§ **Work required**
Copy every entry exactly as it reads and exclude whatever pictures appear.

§ **Material provided**
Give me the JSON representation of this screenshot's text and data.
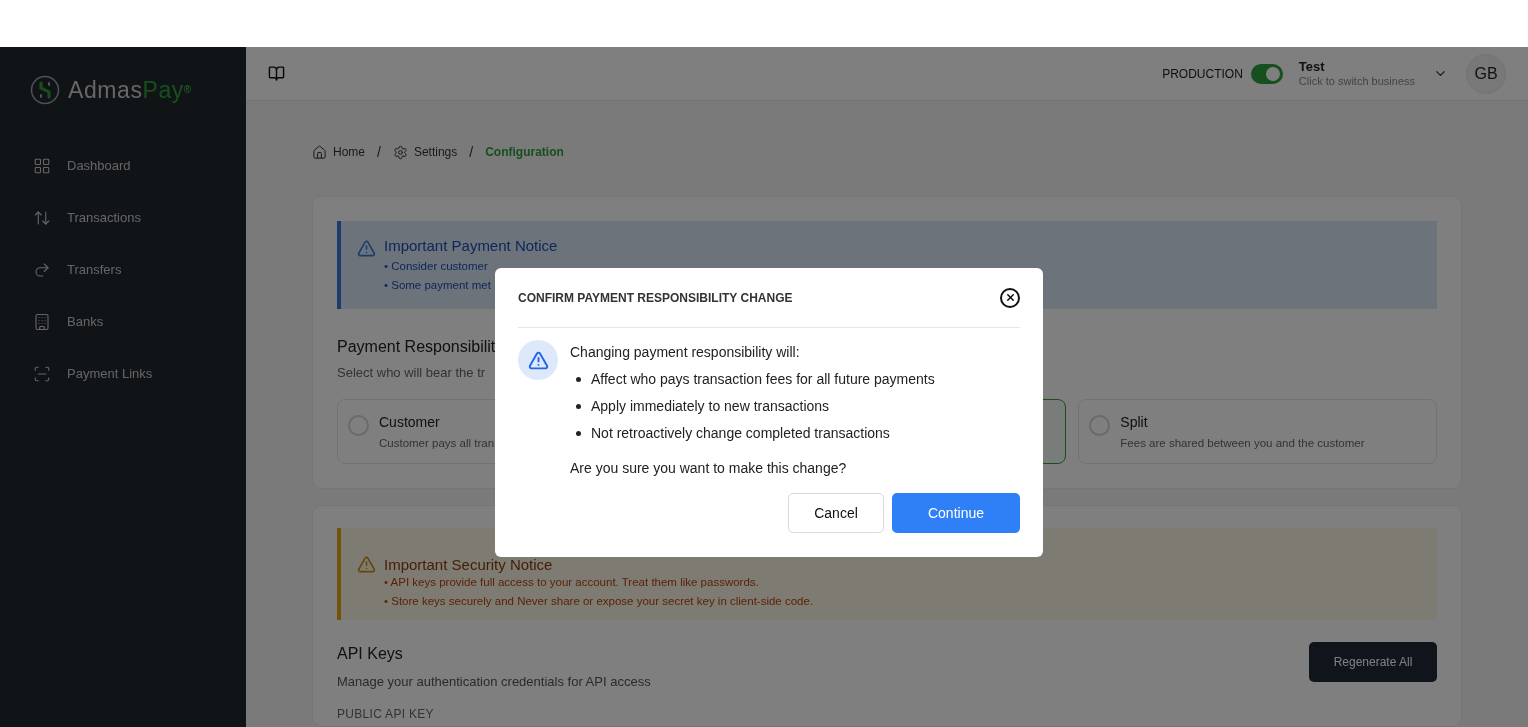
{
  "sidebar": {
    "logo": {
      "name": "Admas",
      "accent": "Pay",
      "mark": "®"
    },
    "items": [
      {
        "label": "Dashboard"
      },
      {
        "label": "Transactions"
      },
      {
        "label": "Transfers"
      },
      {
        "label": "Banks"
      },
      {
        "label": "Payment Links"
      }
    ]
  },
  "header": {
    "production_label": "PRODUCTION",
    "production_on": true,
    "business": {
      "name": "Test",
      "hint": "Click to switch business"
    },
    "avatar": "GB"
  },
  "breadcrumb": {
    "items": [
      {
        "label": "Home",
        "current": false
      },
      {
        "label": "Settings",
        "current": false
      },
      {
        "label": "Configuration",
        "current": true
      }
    ],
    "separators": [
      "/",
      "/"
    ]
  },
  "payment_card": {
    "notice": {
      "title": "Important Payment Notice",
      "lines": [
        "• Consider customer",
        "• Some payment met"
      ]
    },
    "title": "Payment Responsibilit",
    "subtitle": "Select who will bear the tr",
    "options": [
      {
        "title": "Customer",
        "description": "Customer pays all tran",
        "selected": false
      },
      {
        "selected": true
      },
      {
        "title": "Split",
        "description": "Fees are shared between you and the customer",
        "selected": false
      }
    ]
  },
  "api_card": {
    "notice": {
      "title": "Important Security Notice",
      "lines": [
        "• API keys provide full access to your account. Treat them like passwords.",
        "• Store keys securely and Never share or expose your secret key in client-side code."
      ]
    },
    "title": "API Keys",
    "subtitle": "Manage your authentication credentials for API access",
    "button": "Regenerate All",
    "field_label": "PUBLIC API KEY"
  },
  "modal": {
    "title": "CONFIRM PAYMENT RESPONSIBILITY CHANGE",
    "intro": "Changing payment responsibility will:",
    "points": [
      "Affect who pays transaction fees for all future payments",
      "Apply immediately to new transactions",
      "Not retroactively change completed transactions"
    ],
    "question": "Are you sure you want to make this change?",
    "cancel": "Cancel",
    "confirm": "Continue"
  }
}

§ **Answer to the exercise**
Give me the JSON representation of this screenshot's text and data.
{
  "sidebar": {
    "logo": {
      "name": "Admas",
      "accent": "Pay",
      "mark": "®"
    },
    "items": [
      {
        "label": "Dashboard"
      },
      {
        "label": "Transactions"
      },
      {
        "label": "Transfers"
      },
      {
        "label": "Banks"
      },
      {
        "label": "Payment Links"
      }
    ]
  },
  "header": {
    "production_label": "PRODUCTION",
    "production_on": true,
    "business": {
      "name": "Test",
      "hint": "Click to switch business"
    },
    "avatar": "GB"
  },
  "breadcrumb": {
    "items": [
      {
        "label": "Home",
        "current": false
      },
      {
        "label": "Settings",
        "current": false
      },
      {
        "label": "Configuration",
        "current": true
      }
    ],
    "separators": [
      "/",
      "/"
    ]
  },
  "payment_card": {
    "notice": {
      "title": "Important Payment Notice",
      "lines": [
        "• Consider customer",
        "• Some payment met"
      ]
    },
    "title": "Payment Responsibilit",
    "subtitle": "Select who will bear the tr",
    "options": [
      {
        "title": "Customer",
        "description": "Customer pays all tran",
        "selected": false
      },
      {
        "selected": true
      },
      {
        "title": "Split",
        "description": "Fees are shared between you and the customer",
        "selected": false
      }
    ]
  },
  "api_card": {
    "notice": {
      "title": "Important Security Notice",
      "lines": [
        "• API keys provide full access to your account. Treat them like passwords.",
        "• Store keys securely and Never share or expose your secret key in client-side code."
      ]
    },
    "title": "API Keys",
    "subtitle": "Manage your authentication credentials for API access",
    "button": "Regenerate All",
    "field_label": "PUBLIC API KEY"
  },
  "modal": {
    "title": "CONFIRM PAYMENT RESPONSIBILITY CHANGE",
    "intro": "Changing payment responsibility will:",
    "points": [
      "Affect who pays transaction fees for all future payments",
      "Apply immediately to new transactions",
      "Not retroactively change completed transactions"
    ],
    "question": "Are you sure you want to make this change?",
    "cancel": "Cancel",
    "confirm": "Continue"
  }
}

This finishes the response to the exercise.